MTN CEO Rob Shuter said entry-level and out-of-bundle data prices are high and need to be addressed.
This was in response to a question from Bruce Whitfield as to why mobile data in South Africa is so “infernally expensive”.
Shuter said data pricing is a complex science, and is not the same across all global markets.
He said while MTN’s bundled data prices compare favourably against global standards, entry-level and out-of-bundle prices are high.
Shuter said there are two problems with how data is priced:
- Entry-level pricing for data for someone who did not buy a data bundle on the MTN network is high.
- When a person goes out-of-bundle after depleting a data bundle, they are put on a high tariff.
He said there is a legitimate public concern regarding high entry-level and out-of-bundle data prices.
These prices are not commercially sensible for the industry, as their aim is for customers to use data, to increase data services, and to build the online industry.
Commenting on the issue of expiring data, Shuter said it is the way the industry has evolved over the years.
It started with voice-minutes which were bundled, and has moved to mobile data bundles – which were sold in the same fashion.
In-bundle rates for voice minutes or megabytes of data are cheaper than standard rates, because you “buy in bulk”.
However, the lower bulk-pricing carries the disadvantage of expiring if you do not use it within a cerain time frame.
“This is how the industry has evolved – you can either pay per MB or minute, or you can buy a bundle, and what is not used often does not roll over,” said Shuter.
“Some people find it a practice which is not appealing, but it has also emerged over time because there was a demand for these bundled products.”
Shuter said MTN has 230 million subscribers globally, of which around 70 million are data subscribers.
The challenge for MTN is to get the rest of its subscribers onto data services, which will require a different commercial approach.
“These new data customers are going to be in rural areas, and they are going to buy smaller amounts of data,” said Shuter.
He said the data pricing methodology across MTN needs work and attention, which is why the company has embraced a “dual data strategy”.
The strategy involves rolling out high-speed data networks and services to high-end consumers in urban areas first, and then bringing these services to rural areas.

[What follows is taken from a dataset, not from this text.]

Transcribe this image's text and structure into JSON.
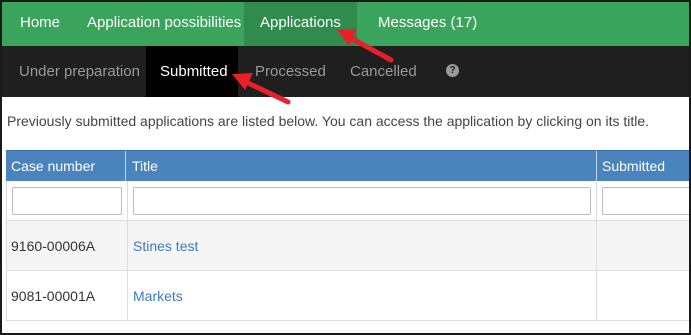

“We really need a good strategy – coverage, commercial models, and handsets – to bring the next 100 million customers into the data world.”